My guess is they were not getting bread deliveries. The lines were insanely bad. I've never, even in Thanksgiving peak, seen lines longer than about three or four people there.

in a line to the back of the store

All of the staff, and many of the customers, at Rainbow were wearing disposable gloves. One staff member and a few of the customers had face masks.

6 Smart Food Service: I usually hit this up about once every 4 to 6 weeks. It's open to the public but aimed at supplying restaurants. It's my Costco substitute these days. They had hot dogs, but not a brand I knew and only in 48(?) packs. I got a pineapple and a big can of peaches in syrup. A 3kg can, I'd have gotten jarred ones from TJ's or Rainbow if they were available there. I used to buy them from Costco, where they came as a four pack of jars probably totalling 3kg, but I've let my membership lapse. Very few empty shelves, but the parking lot was full, something I'd never seen before. On the other hand, the line was shorter than usual.

7 Molly Stone's: this is my normal walk-to grocery, but it's expensive, so I don't get much stuff there. The soup section was pretty thin, and some veggies and cleaing supplies were out. No bakery bread there either, but they had some plastic bagged bread. I also got hot dogs (two $9 packs, Niman Ranch) and a whole chicken (organic free range, $24). I ended up spending about $98 there, possibly a record for a day I'm not buying booze. They do have a nice liquor aisle. I have seen people rack up over $1000 purchases in that store, with most of that spend alcoholic.

I didn't take pictures of the stores that were normal or near normal. Now I'm regretting that.

Black pepper tofu, after Ottolenghi


I find the peppery sauce in this addictive. It's simplified (a bit) and moderated from the original in Ottolenghi's book Plenty. His recipes are good, but complicated.

tofu prepared, next to cookbook photo
  • 1 1/2 lb firm tofu
  • cornstarch to coat tofu
  • enough vegetable oil to fry the tofu

Cube drained extra firm tofu, roll in corn starch. Then fry in shallow oil in batches, turning frequently, until golden on all sides. Drain on paper towel.

  • 1/4 lb butter
  • 12 small shallots (figure an ounce each), peeled and thinly sliced
  • some chilli peppers, thinly sliced, quantity and strength to taste, I suggest two jalapeños
  • 1/2 head of garlic, finely chopped
  • 2 to 3 inches of ginger root chopped

With tofu aside, reuse same pan to cook shallots, chillies, garlic, and ginger at low heat in the butter. Stir occasionally and when soft, 10 to 15 minutes, add

  • 2 tablespoons sweet soy sauce (kecap manis)
  • 4 tablespoons regular soy sauce
  • 2 tablespoons sugar

Stir those in then add

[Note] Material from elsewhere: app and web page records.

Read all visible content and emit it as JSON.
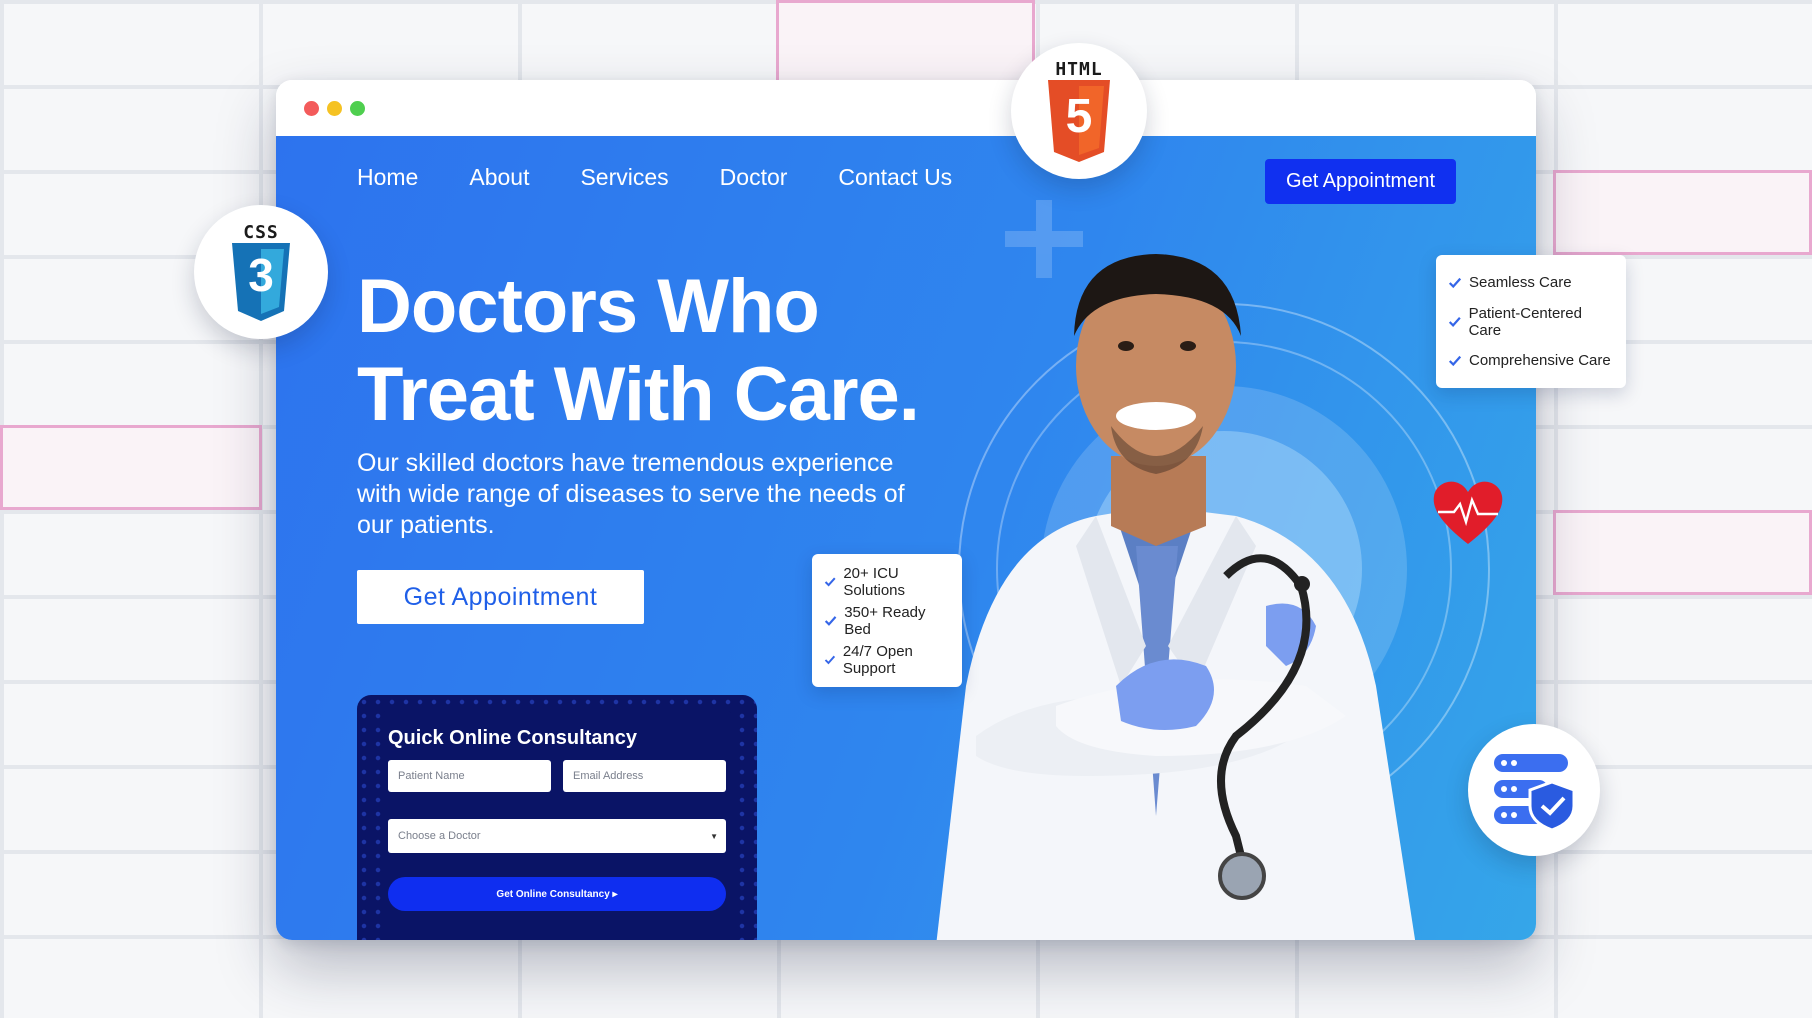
{
  "window": {
    "traffic_lights": [
      "#f35b5b",
      "#f5c223",
      "#4fcf4f"
    ]
  },
  "nav": {
    "items": [
      "Home",
      "About",
      "Services",
      "Doctor",
      "Contact Us"
    ],
    "cta_label": "Get Appointment"
  },
  "hero": {
    "headline_line1": "Doctors Who",
    "headline_line2": "Treat With Care.",
    "subtext": "Our skilled doctors have tremendous experience with wide range of diseases to serve the needs of our patients.",
    "cta_label": "Get Appointment"
  },
  "consultancy": {
    "title": "Quick Online Consultancy",
    "patient_name_placeholder": "Patient Name",
    "email_placeholder": "Email Address",
    "doctor_select_placeholder": "Choose a Doctor",
    "submit_label": "Get Online Consultancy ▸"
  },
  "features_left": [
    "20+ ICU Solutions",
    "350+ Ready Bed",
    "24/7 Open Support"
  ],
  "features_right": [
    "Seamless Care",
    "Patient-Centered Care",
    "Comprehensive Care"
  ],
  "badges": {
    "html": "HTML",
    "css": "CSS",
    "html_number": "5",
    "css_number": "3"
  },
  "colors": {
    "primary": "#2d73ee",
    "nav_cta": "#1030f0",
    "card_dark": "#0a1466",
    "check": "#3566e8"
  }
}
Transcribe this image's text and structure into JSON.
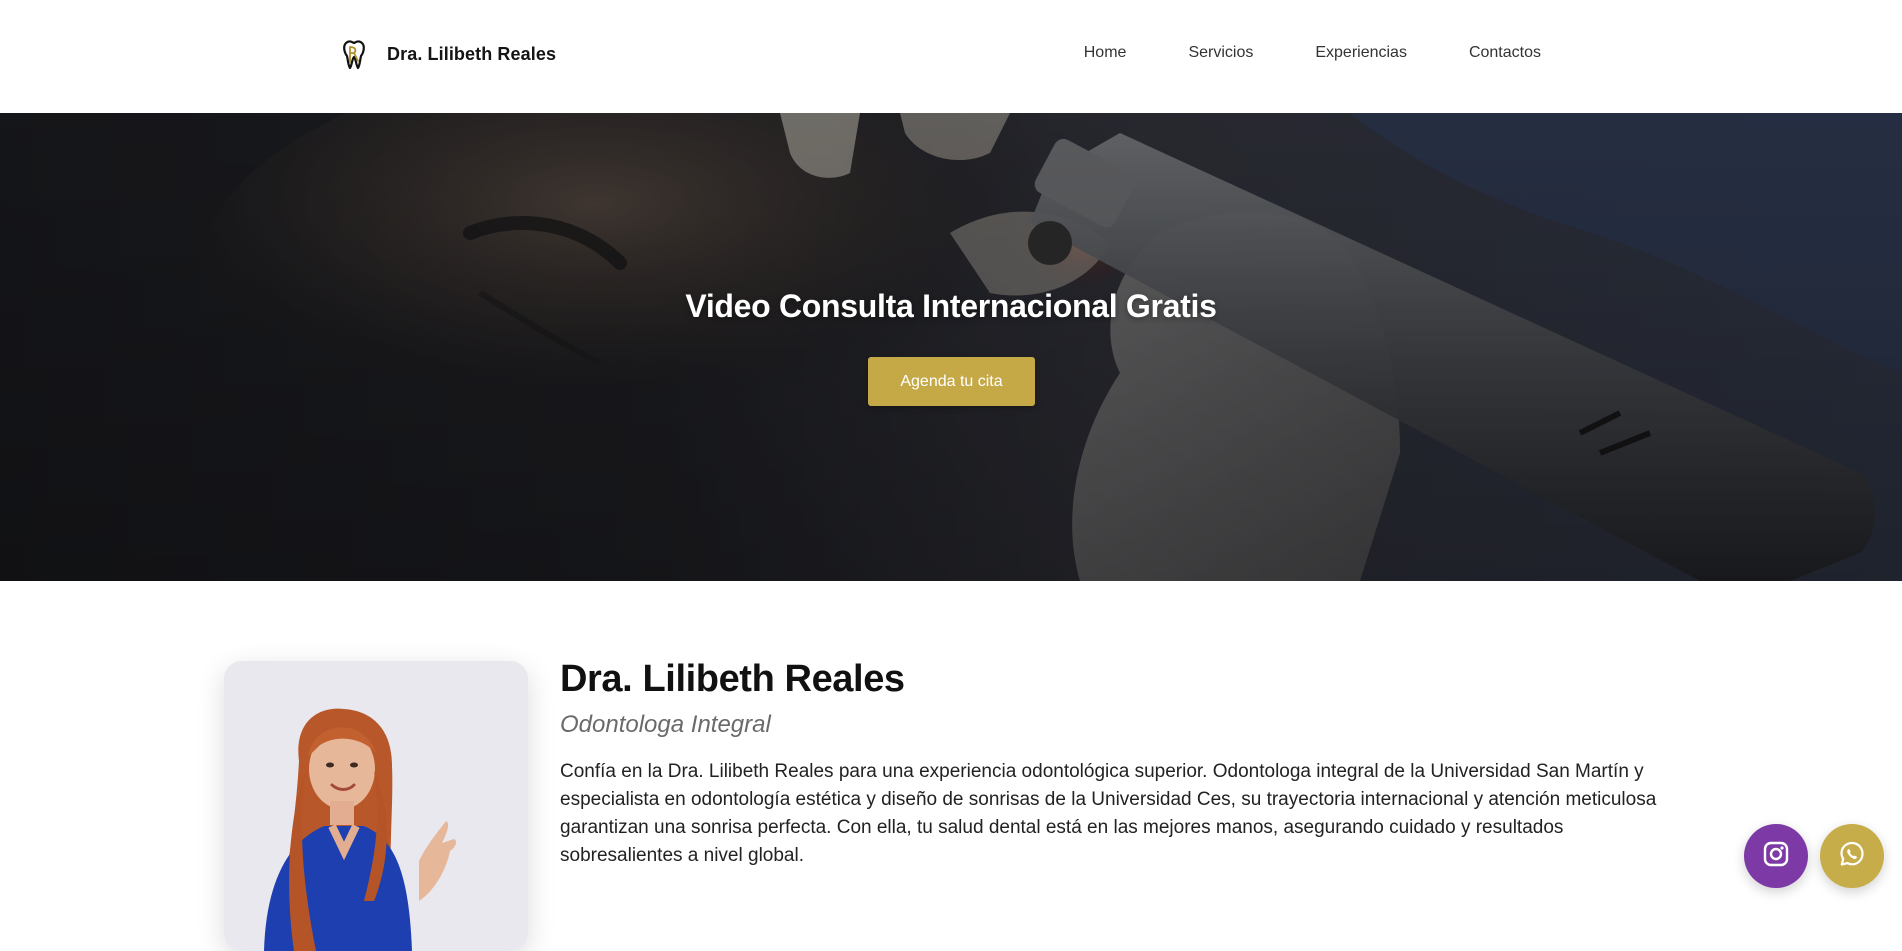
{
  "header": {
    "brand_name": "Dra. Lilibeth Reales",
    "logo_icon": "tooth-icon",
    "nav": [
      {
        "label": "Home"
      },
      {
        "label": "Servicios"
      },
      {
        "label": "Experiencias"
      },
      {
        "label": "Contactos"
      }
    ]
  },
  "hero": {
    "title": "Video Consulta Internacional Gratis",
    "cta_label": "Agenda tu cita",
    "background_image": "dental-procedure-photo"
  },
  "about": {
    "name": "Dra. Lilibeth Reales",
    "role": "Odontologa Integral",
    "description": "Confía en la Dra. Lilibeth Reales para una experiencia odontológica superior. Odontologa integral de la Universidad San Martín y especialista en odontología estética y diseño de sonrisas de la Universidad Ces, su trayectoria internacional y atención meticulosa garantizan una sonrisa perfecta. Con ella, tu salud dental está en las mejores manos, asegurando cuidado y resultados sobresalientes a nivel global.",
    "photo": "doctor-portrait-photo"
  },
  "floating": {
    "instagram_icon": "instagram-icon",
    "whatsapp_icon": "whatsapp-icon"
  },
  "colors": {
    "accent_gold": "#c6a947",
    "instagram_purple": "#7d3aa6",
    "whatsapp_gold": "#c6ad4a"
  }
}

  • 3 tablespoons black peppercorns freshly coarse ground

Ottolenghi calls for more soy sauce and pepper. I like his pepper quantity but it is too much for my wife. Stir again and add that tofu put aside earlier. Stir to coat on all sides as long as needed to warm the tofu back up. Finally garnish with

  • handful small, thin spring onions, cut into short matchsticks